- Failing to understand how to use spoilers. This leads to people claiming that It Was His Sled when it very much wasn't — to a super-fan it might be, but not to the world at large, and again, we're writing for the world at large.
- Trope Namer Syndrome, or attempts to name a trope after a work associated with it on the assumption that everyone will get it. There are few works — and fewer characters — who are so associated with a trope that they can be a Trope Namer. It's admittedly gotten a lot better compared to the site's early days, where Tropers treated the trope directory like a measure of the greatness of their favourite work based on how many tropes it named. Nowadays, thanks to the Trope Launch Pad, names like this will usually be shot down.
- Using phrases like "in a recent episode", which is useless to anyone who doesn't know what the episode is, and dates quickly. It's a clear sign of Fan Myopia because it reads as though some fanboy consumed the work as soon as possible and rushed to TV Tropes to add the example and score points for it. Instead, specify the episode's title or number (if you know it), or just say "in an episode" (if you don't).
- Adding references to or quotes from a work with no context, on a page with nothing to do with the work, on the assumption that everyone will get the reference.
- Failing to understand that Tropes Are Tools. Fan Myopia leads to people ranking their favourite work based on how many "good tropes" and "bad tropes" it uses, when we're very clear that Tropes Are Not Bad and Tropes Are Not Good.
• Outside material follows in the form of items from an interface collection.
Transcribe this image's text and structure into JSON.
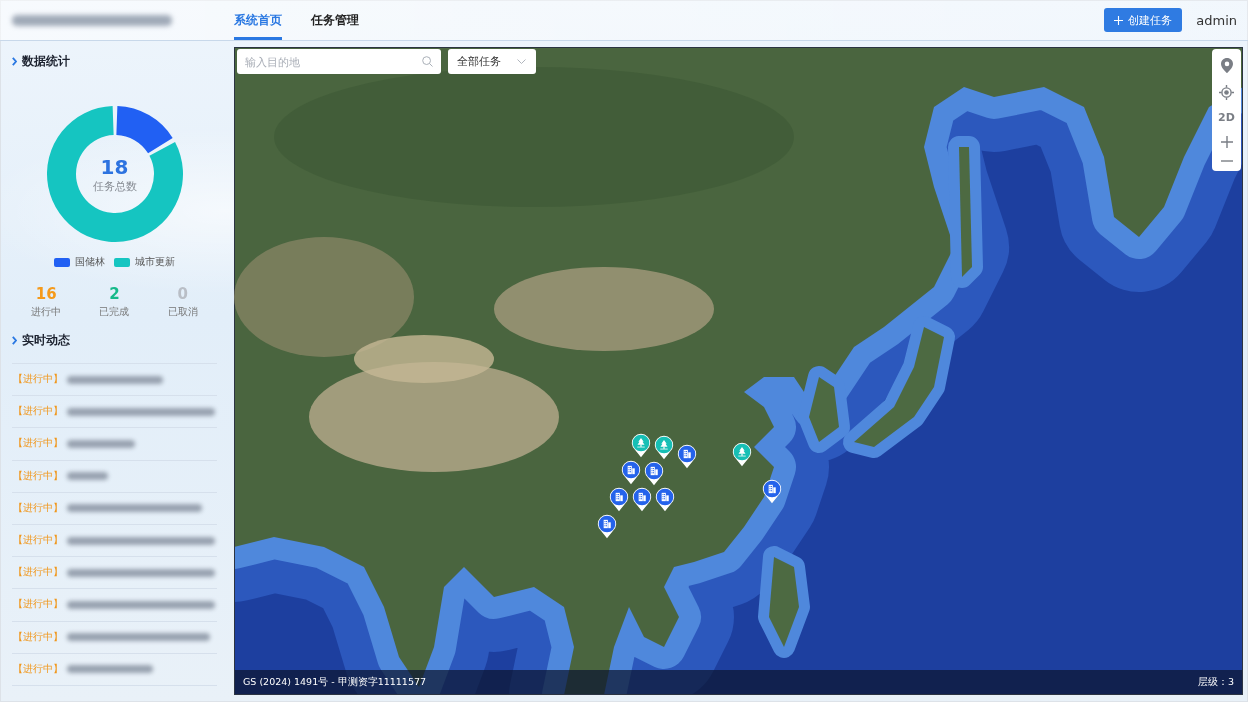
{
  "header": {
    "tabs": [
      {
        "label": "系统首页",
        "selected": true
      },
      {
        "label": "任务管理",
        "selected": false
      }
    ],
    "create_button": {
      "label": "创建任务"
    },
    "user": "admin"
  },
  "stats": {
    "title": "数据统计",
    "total": "18",
    "total_label": "任务总数",
    "legend": [
      {
        "label": "国储林",
        "color": "#2160f3"
      },
      {
        "label": "城市更新",
        "color": "#15c5c1"
      }
    ],
    "counts": [
      {
        "value": "16",
        "label": "进行中",
        "color": "#f59a1b"
      },
      {
        "value": "2",
        "label": "已完成",
        "color": "#16b98a"
      },
      {
        "value": "0",
        "label": "已取消",
        "color": "#b9bec6"
      }
    ]
  },
  "activity": {
    "title": "实时动态",
    "items": [
      {
        "status": "【进行中】"
      },
      {
        "status": "【进行中】"
      },
      {
        "status": "【进行中】"
      },
      {
        "status": "【进行中】"
      },
      {
        "status": "【进行中】"
      },
      {
        "status": "【进行中】"
      },
      {
        "status": "【进行中】"
      },
      {
        "status": "【进行中】"
      },
      {
        "status": "【进行中】"
      },
      {
        "status": "【进行中】"
      }
    ]
  },
  "map": {
    "search": {
      "placeholder": "输入目的地"
    },
    "filter": {
      "value": "全部任务"
    },
    "controls": {
      "view_mode": "2D"
    },
    "markers": [
      {
        "kind": "tree",
        "color": "#17bfb5"
      },
      {
        "kind": "tree",
        "color": "#17bfb5"
      },
      {
        "kind": "building",
        "color": "#2563eb"
      },
      {
        "kind": "building",
        "color": "#2563eb"
      },
      {
        "kind": "building",
        "color": "#2563eb"
      },
      {
        "kind": "building",
        "color": "#2563eb"
      },
      {
        "kind": "building",
        "color": "#2563eb"
      },
      {
        "kind": "building",
        "color": "#2563eb"
      },
      {
        "kind": "building",
        "color": "#2563eb"
      },
      {
        "kind": "tree",
        "color": "#17bfb5"
      },
      {
        "kind": "building",
        "color": "#2563eb"
      }
    ],
    "copyright": "GS (2024) 1491号 - 甲测资字11111577",
    "zoom_level": "层级：3"
  }
}
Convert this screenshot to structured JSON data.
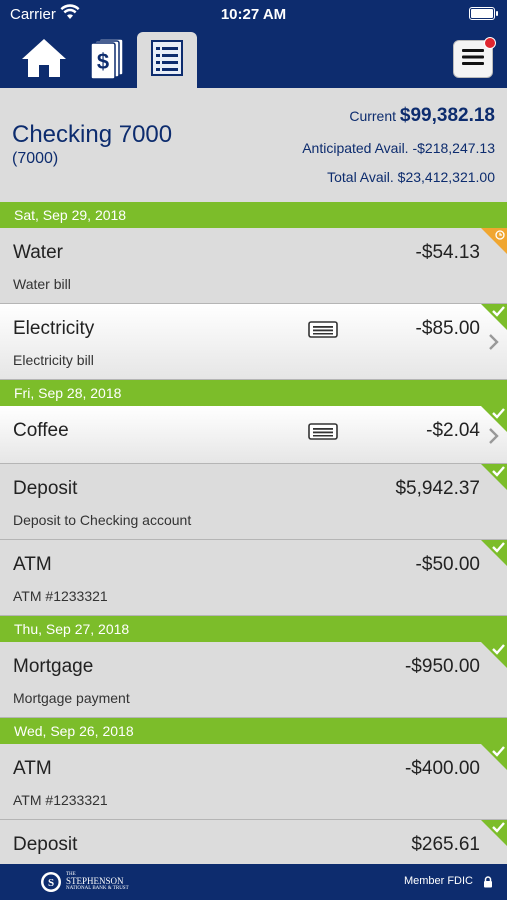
{
  "status": {
    "carrier": "Carrier",
    "time": "10:27 AM"
  },
  "nav": {
    "tabs": [
      {
        "name": "home",
        "icon": "home-icon"
      },
      {
        "name": "transfers",
        "icon": "dollar-docs-icon"
      },
      {
        "name": "register",
        "icon": "register-icon",
        "active": true
      }
    ],
    "menu_icon": "hamburger-menu-icon",
    "has_notification": true
  },
  "account": {
    "name": "Checking 7000",
    "number": "(7000)",
    "current_label": "Current",
    "current_value": "$99,382.18",
    "anticipated_label": "Anticipated Avail.",
    "anticipated_value": "-$218,247.13",
    "total_label": "Total Avail.",
    "total_value": "$23,412,321.00"
  },
  "days": [
    {
      "date": "Sat, Sep 29, 2018",
      "transactions": [
        {
          "name": "Water",
          "desc": "Water bill",
          "amount": "-$54.13",
          "status": "pending"
        },
        {
          "name": "Electricity",
          "desc": "Electricity bill",
          "amount": "-$85.00",
          "status": "cleared",
          "memo": true,
          "selected": true
        }
      ]
    },
    {
      "date": "Fri, Sep 28, 2018",
      "transactions": [
        {
          "name": "Coffee",
          "desc": "",
          "amount": "-$2.04",
          "status": "cleared",
          "memo": true,
          "selected": true,
          "short": true
        },
        {
          "name": "Deposit",
          "desc": "Deposit to Checking account",
          "amount": "$5,942.37",
          "status": "cleared"
        },
        {
          "name": "ATM",
          "desc": "ATM #1233321",
          "amount": "-$50.00",
          "status": "cleared"
        }
      ]
    },
    {
      "date": "Thu, Sep 27, 2018",
      "transactions": [
        {
          "name": "Mortgage",
          "desc": "Mortgage payment",
          "amount": "-$950.00",
          "status": "cleared"
        }
      ]
    },
    {
      "date": "Wed, Sep 26, 2018",
      "transactions": [
        {
          "name": "ATM",
          "desc": "ATM #1233321",
          "amount": "-$400.00",
          "status": "cleared"
        },
        {
          "name": "Deposit",
          "desc": "",
          "amount": "$265.61",
          "status": "cleared"
        }
      ]
    }
  ],
  "footer": {
    "logo_text": [
      "THE",
      "STEPHENSON",
      "NATIONAL BANK & TRUST"
    ],
    "fdic": "Member FDIC",
    "lock_icon": "lock-icon"
  },
  "colors": {
    "navy": "#0d2c6e",
    "green": "#7cbd2a",
    "pending": "#f0a630",
    "background": "#dcdcdc"
  }
}
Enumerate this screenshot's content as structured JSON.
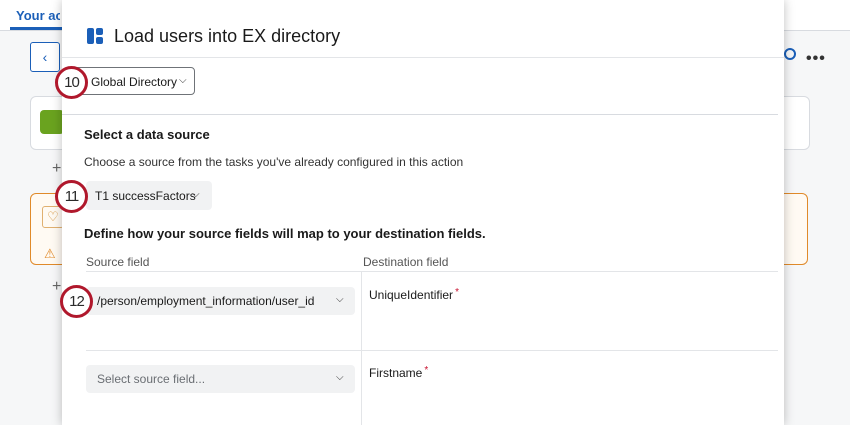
{
  "background": {
    "tab_label": "Your actions",
    "back_icon": "chevron-left-icon",
    "more_icon": "ellipsis-icon"
  },
  "modal": {
    "title": "Load users into EX directory",
    "logo_icon": "qualtrics-app-icon",
    "directory_select": {
      "value": "Global Directory"
    },
    "data_source": {
      "heading": "Select a data source",
      "description": "Choose a source from the tasks you've already configured in this action",
      "selected_task": "T1 successFactors"
    },
    "mapping": {
      "heading": "Define how your source fields will map to your destination fields.",
      "source_header": "Source field",
      "destination_header": "Destination field",
      "rows": [
        {
          "source_value": "/person/employment_information/user_id",
          "destination": "UniqueIdentifier",
          "required_mark": "*"
        },
        {
          "source_placeholder": "Select source field...",
          "destination": "Firstname",
          "required_mark": "*"
        }
      ]
    }
  },
  "callouts": {
    "directory": "10",
    "source": "11",
    "field": "12"
  },
  "colors": {
    "accent": "#1b5fb8",
    "callout": "#b0182c",
    "required": "#c8102e",
    "warning": "#e08a2a",
    "success": "#6aa31f"
  }
}
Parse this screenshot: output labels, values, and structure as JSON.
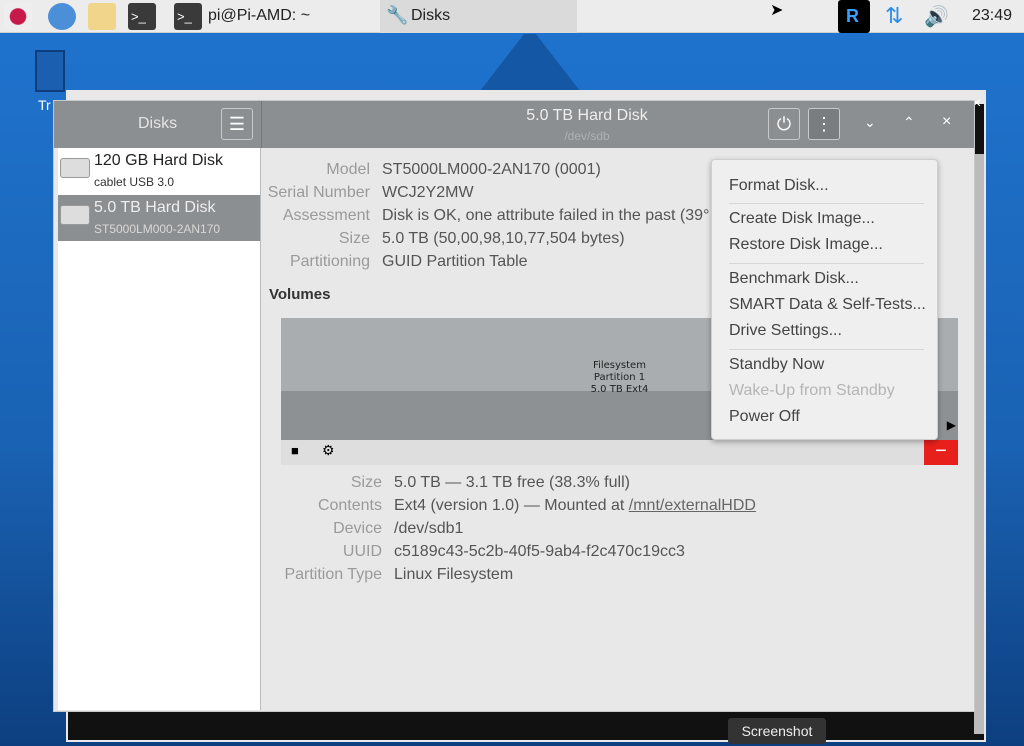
{
  "taskbar": {
    "terminal_title": "pi@Pi-AMD: ~",
    "disks_title": "Disks",
    "clock": "23:49"
  },
  "desktop": {
    "trash_label": "Tr"
  },
  "sidebar": {
    "title": "Disks",
    "items": [
      {
        "name": "120 GB Hard Disk",
        "sub": "cablet USB 3.0"
      },
      {
        "name": "5.0 TB Hard Disk",
        "sub": "ST5000LM000-2AN170"
      }
    ]
  },
  "header": {
    "title": "5.0 TB Hard Disk",
    "subtitle": "/dev/sdb"
  },
  "disk": {
    "fields": [
      {
        "label": "Model",
        "value": "ST5000LM000-2AN170 (0001)"
      },
      {
        "label": "Serial Number",
        "value": "WCJ2Y2MW"
      },
      {
        "label": "Assessment",
        "value": "Disk is OK, one attribute failed in the past (39°"
      },
      {
        "label": "Size",
        "value": "5.0 TB (50,00,98,10,77,504 bytes)"
      },
      {
        "label": "Partitioning",
        "value": "GUID Partition Table"
      }
    ]
  },
  "volumes": {
    "heading": "Volumes",
    "partition": [
      "Filesystem",
      "Partition 1",
      "5.0 TB Ext4"
    ],
    "fields": [
      {
        "label": "Size",
        "value": "5.0 TB — 3.1 TB free (38.3% full)"
      },
      {
        "label": "Contents",
        "value": "Ext4 (version 1.0) — Mounted at ",
        "link": "/mnt/externalHDD"
      },
      {
        "label": "Device",
        "value": "/dev/sdb1"
      },
      {
        "label": "UUID",
        "value": "c5189c43-5c2b-40f5-9ab4-f2c470c19cc3"
      },
      {
        "label": "Partition Type",
        "value": "Linux Filesystem"
      }
    ]
  },
  "menu": [
    "Format Disk...",
    "Create Disk Image...",
    "Restore Disk Image...",
    "Benchmark Disk...",
    "SMART Data & Self-Tests...",
    "Drive Settings...",
    "Standby Now",
    "Wake-Up from Standby",
    "Power Off"
  ],
  "tooltip": "Screenshot",
  "colors": {
    "desktop": "#1f74cf",
    "header": "#8c8f92",
    "selected": "#8c8f92",
    "delete": "#e8201c"
  }
}
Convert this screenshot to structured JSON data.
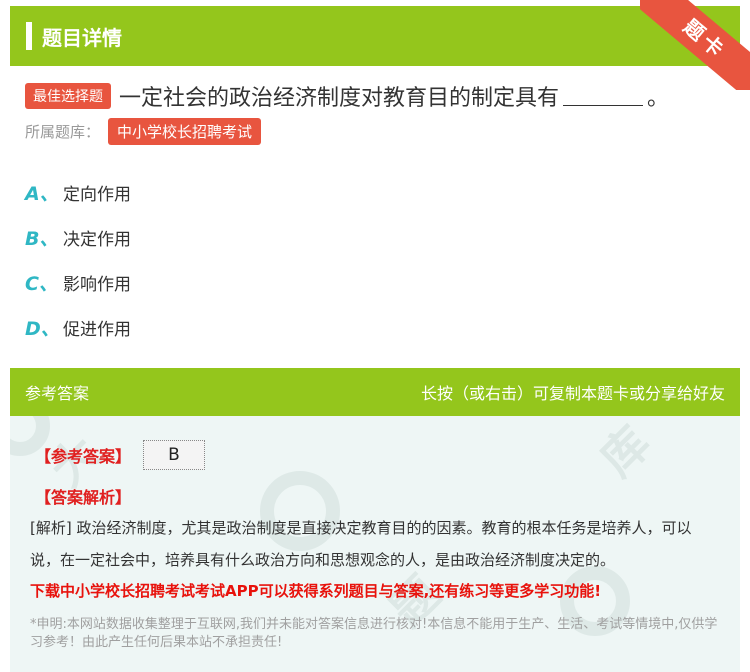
{
  "header": {
    "title": "题目详情",
    "ribbon": "题卡"
  },
  "question": {
    "tag": "最佳选择题",
    "text_before": "一定社会的政治经济制度对教育目的制定具有",
    "text_after": "。",
    "library_label": "所属题库：",
    "library_name": "中小学校长招聘考试"
  },
  "options": [
    {
      "letter": "A、",
      "text": "定向作用"
    },
    {
      "letter": "B、",
      "text": "决定作用"
    },
    {
      "letter": "C、",
      "text": "影响作用"
    },
    {
      "letter": "D、",
      "text": "促进作用"
    }
  ],
  "answer_section": {
    "title": "参考答案",
    "hint": "长按（或右击）可复制本题卡或分享给好友",
    "answer_label": "【参考答案】",
    "answer_value": "B",
    "analysis_label": "【答案解析】",
    "analysis_text": "[解析] 政治经济制度，尤其是政治制度是直接决定教育目的的因素。教育的根本任务是培养人，可以说，在一定社会中，培养具有什么政治方向和思想观念的人，是由政治经济制度决定的。",
    "download_text": "下载中小学校长招聘考试考试APP可以获得系列题目与答案,还有练习等更多学习功能!",
    "disclaimer": "*申明:本网站数据收集整理于互联网,我们并未能对答案信息进行核对!本信息不能用于生产、生活、考试等情境中,仅供学习参考！由此产生任何后果本站不承担责任!"
  },
  "colors": {
    "accent_green": "#94c61c",
    "tag_red": "#e8553f",
    "option_teal": "#2fb7c4",
    "answer_red": "#e02020"
  }
}
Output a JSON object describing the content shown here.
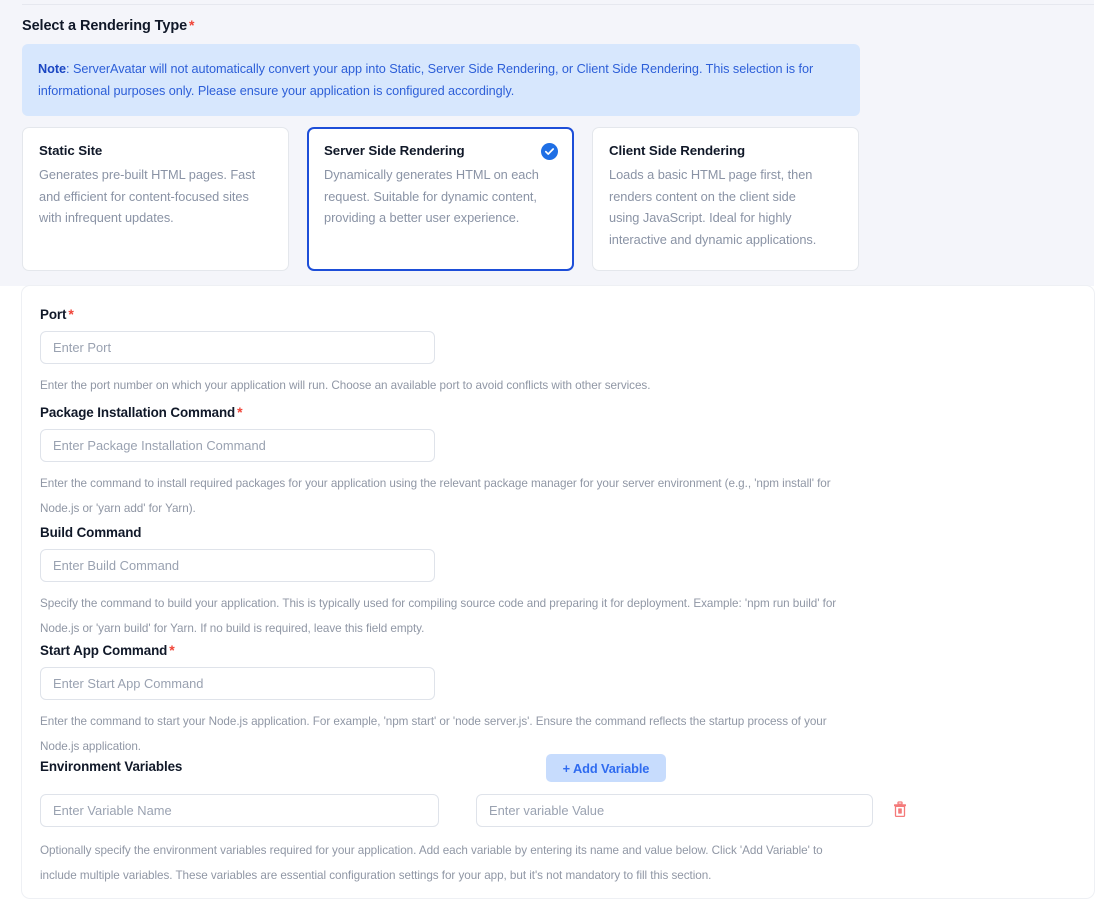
{
  "section": {
    "title": "Select a Rendering Type",
    "required_mark": "*"
  },
  "note": {
    "label": "Note",
    "body": ": ServerAvatar will not automatically convert your app into Static, Server Side Rendering, or Client Side Rendering. This selection is for informational purposes only. Please ensure your application is configured accordingly.",
    "background_color": "#d7e7fd",
    "text_color": "#2d5fd8"
  },
  "rendering_types": [
    {
      "title": "Static Site",
      "description": "Generates pre-built HTML pages. Fast and efficient for content-focused sites with infrequent updates.",
      "selected": false
    },
    {
      "title": "Server Side Rendering",
      "description": "Dynamically generates HTML on each request. Suitable for dynamic content, providing a better user experience.",
      "selected": true
    },
    {
      "title": "Client Side Rendering",
      "description": "Loads a basic HTML page first, then renders content on the client side using JavaScript. Ideal for highly interactive and dynamic applications.",
      "selected": false
    }
  ],
  "selected_accent_color": "#1d4ed8",
  "fields": {
    "port": {
      "label": "Port",
      "required_mark": "*",
      "value": "",
      "placeholder": "Enter Port",
      "help": "Enter the port number on which your application will run. Choose an available port to avoid conflicts with other services."
    },
    "package_install": {
      "label": "Package Installation Command",
      "required_mark": "*",
      "value": "",
      "placeholder": "Enter Package Installation Command",
      "help": "Enter the command to install required packages for your application using the relevant package manager for your server environment (e.g., 'npm install' for Node.js or 'yarn add' for Yarn)."
    },
    "build_command": {
      "label": "Build Command",
      "required_mark": "",
      "value": "",
      "placeholder": "Enter Build Command",
      "help": "Specify the command to build your application. This is typically used for compiling source code and preparing it for deployment. Example: 'npm run build' for Node.js or 'yarn build' for Yarn. If no build is required, leave this field empty."
    },
    "start_app_command": {
      "label": "Start App Command",
      "required_mark": "*",
      "value": "",
      "placeholder": "Enter Start App Command",
      "help": "Enter the command to start your Node.js application. For example, 'npm start' or 'node server.js'. Ensure the command reflects the startup process of your Node.js application."
    }
  },
  "environment_variables": {
    "label": "Environment Variables",
    "add_button_label": "+ Add Variable",
    "add_button_background": "#c7dcfd",
    "add_button_text_color": "#2f6bf0",
    "rows": [
      {
        "name_value": "",
        "name_placeholder": "Enter Variable Name",
        "value_value": "",
        "value_placeholder": "Enter variable Value",
        "delete_icon": "trash-icon"
      }
    ],
    "help": "Optionally specify the environment variables required for your application. Add each variable by entering its name and value below. Click 'Add Variable' to include multiple variables. These variables are essential configuration settings for your app, but it's not mandatory to fill this section.",
    "delete_icon_color": "#f47a7a"
  }
}
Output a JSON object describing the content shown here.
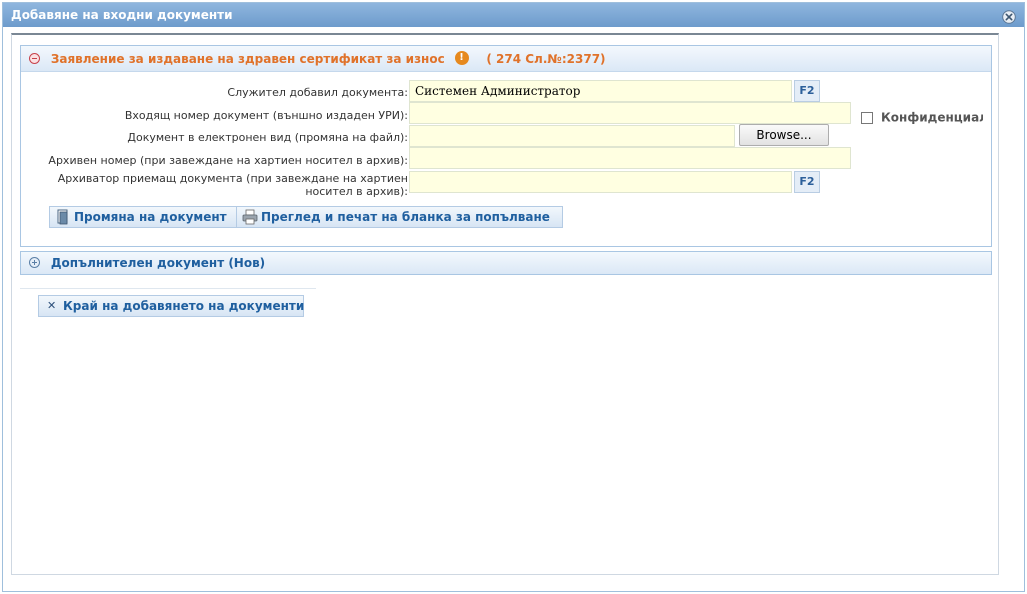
{
  "window": {
    "title": "Добавяне на входни документи"
  },
  "main_panel": {
    "title": "Заявление за издаване на здравен сертификат за износ",
    "meta": "( 274 Сл.№:2377)",
    "fields": {
      "employee_label": "Служител добавил документа:",
      "employee_value": "Системен Администратор",
      "incoming_number_label": "Входящ номер документ (външно издаден УРИ):",
      "incoming_number_value": "",
      "electronic_doc_label": "Документ в електронен вид (промяна на файл):",
      "electronic_doc_value": "",
      "archive_number_label": "Архивен номер (при завеждане на хартиен носител в архив):",
      "archive_number_value": "",
      "archiver_label_line1": "Архиватор приемащ документа (при завеждане на хартиен",
      "archiver_label_line2": "носител в архив):",
      "archiver_value": ""
    },
    "f2_label": "F2",
    "browse_label": "Browse...",
    "confidential_label": "Конфиденциално",
    "confidential_checked": false,
    "buttons": {
      "change_document": "Промяна на документ",
      "preview_print": "Преглед и печат на бланка за попълване"
    }
  },
  "additional_panel": {
    "title": "Допълнителен документ (Нов)"
  },
  "end_button": {
    "label": "Край на добавянето на документи"
  },
  "colors": {
    "title_bar": "#7aa6d6",
    "accent_orange": "#e0722a",
    "accent_blue": "#1f5f9f",
    "input_bg": "#ffffe1"
  }
}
Fans who don't understand this tend to shoehorn "good tropes" into their work and go to great lengths to justify why the work used a "bad trope" so it's not as "bad" as other works, or even deleting "bad" tropes. There's a certain paranoia that describing their favourite work accurately will turn readers off from it (not that hyping it up will avoid that reaction).
- Misusing Playing with a Trope to make their favourite work look "deeper" and justify the use of "bad" tropes. A particular favourite is the Subversion and the Deconstruction, which are considered hallmarks of a clever and well-made work — but these fans don't particularly understand what those are, and thus we get examples that are Not a Subversion and Not a Deconstruction. Up to Eleven and Ur-Example are also popular, as these fans like to think that their favourite work is the most extreme example of tropes they like.
- Listing the name of a Fan Fic in an example without identifying the fic's parent work (if it's not obvious from the fic's title itself).
- Finding Shout Outs to your favourite work when they don't exist, and it's probably just coincidence or shoehorning. It's not very likely that every creator on Earth is as familiar with the work as you are. Literary characters are almost never Expies of your favorite anime protagonists, video game characters, or movie villains, no matter how much the description fits.
- And finally, adopting TV Tropes itself as your "favourite work" and using Troping terms in the world at large. Unfortunately, no one will understand what you're saying. Sometimes our unique terminology leaks out into the general public, and that's cool and all, but we refuse to inflate our own importance to the Internet and popular culture.